On Feb. 26, the United Methodist worldwide conference voted to pass the traditional plan, which would harshen the church’s stances on LGBT issues, including the ordination of gay clergy and the officiation of gay marriages.
Churches which refuse to make a statement in support of this measure will be asked to leave the United Methodist Church, and clergy who officiate gay marriages risk suspension without pay and eventually job loss if they continue.
The decision passed with 53 percent in favor of the traditional plan, a small victory for a decision that will effectively split the church in two.
Since the vote was announced, churches across the country have vowed to do as the Church asked and leave, mirroring similar splits in denominations across the country when decisions on LGBT issues have been made.

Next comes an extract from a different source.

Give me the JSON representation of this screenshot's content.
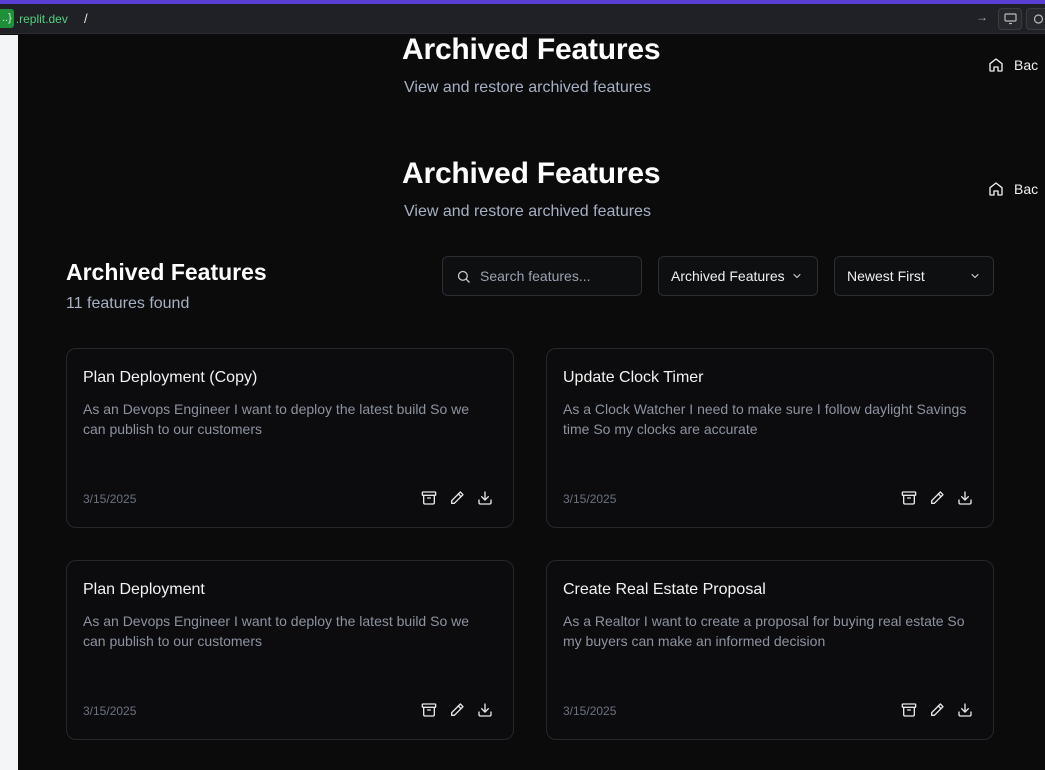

No matter who is right, the idea that you either agree or leave is heinous, and is emblematic of the tribalism of our culture today.
But evil is the thing that divides, not Christ. Evil is the thing that gives us so much pride we believe we don’t need others. It’s the thing that makes us believe we are better divided than challenged. It’s the thing that makes us build walls instead of opening doors.
Say what you want about teaching truth and casting out lies, but it’s been said again and again by people much more experienced than I:
A house divided cannot stand: Abraham Lincoln
United we stand, divided we fall: Aesop
And if a house be divided against itself, that house cannot stand: Mark 3:25
And, this week, my church forgot all these things.
It valued pride and precedent over unity, and then essentially asked every individual who could not sign on for that to leave.
So, I will. In anger, in sadness, with regret.
But I will not be silent.
We live in a time when we are divided at every turn. Where politics, religion, philosophy, disagreements, threaten to pull us apart at every junction, but we cannot let that happen.
The world is watching, UMC. They see how we speak to each other when we disagree, how we deal with problems when we can’t find a solution, how we interact when frustration is at the forefront of our minds.
And we are teaching them division is the answer — even among followers of Christ.
We are showing them a God who cannot see past certain differences, a God who shuts doors instead of opens them, a God who casts out those who disagree.
That’s not the God I believe in.
We have a chance to be love in action — to show the world that disagreement doesn’t have to mean abandonment and that love is always, always greater.
It’s time we use it.